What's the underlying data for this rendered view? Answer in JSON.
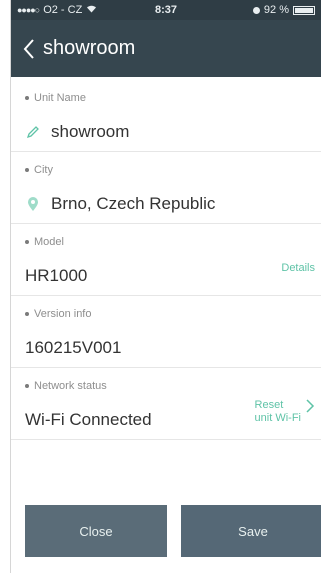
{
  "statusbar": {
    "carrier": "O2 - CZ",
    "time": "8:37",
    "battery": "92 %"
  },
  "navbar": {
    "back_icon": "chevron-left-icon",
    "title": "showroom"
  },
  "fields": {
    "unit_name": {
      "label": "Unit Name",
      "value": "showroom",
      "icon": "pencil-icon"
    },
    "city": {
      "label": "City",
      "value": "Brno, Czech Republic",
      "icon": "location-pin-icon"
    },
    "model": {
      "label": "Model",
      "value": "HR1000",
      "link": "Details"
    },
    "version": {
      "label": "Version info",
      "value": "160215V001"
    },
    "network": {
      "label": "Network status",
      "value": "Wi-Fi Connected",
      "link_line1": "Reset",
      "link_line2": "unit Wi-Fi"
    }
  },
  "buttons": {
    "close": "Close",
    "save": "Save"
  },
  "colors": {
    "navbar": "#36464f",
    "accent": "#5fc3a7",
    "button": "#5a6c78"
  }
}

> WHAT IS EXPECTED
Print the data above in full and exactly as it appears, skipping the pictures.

> FINISHED TASK
What's the underlying data for this rendered view? Answer in JSON.
{
  "statusbar": {
    "carrier": "O2 - CZ",
    "time": "8:37",
    "battery": "92 %"
  },
  "navbar": {
    "back_icon": "chevron-left-icon",
    "title": "showroom"
  },
  "fields": {
    "unit_name": {
      "label": "Unit Name",
      "value": "showroom",
      "icon": "pencil-icon"
    },
    "city": {
      "label": "City",
      "value": "Brno, Czech Republic",
      "icon": "location-pin-icon"
    },
    "model": {
      "label": "Model",
      "value": "HR1000",
      "link": "Details"
    },
    "version": {
      "label": "Version info",
      "value": "160215V001"
    },
    "network": {
      "label": "Network status",
      "value": "Wi-Fi Connected",
      "link_line1": "Reset",
      "link_line2": "unit Wi-Fi"
    }
  },
  "buttons": {
    "close": "Close",
    "save": "Save"
  },
  "colors": {
    "navbar": "#36464f",
    "accent": "#5fc3a7",
    "button": "#5a6c78"
  }
}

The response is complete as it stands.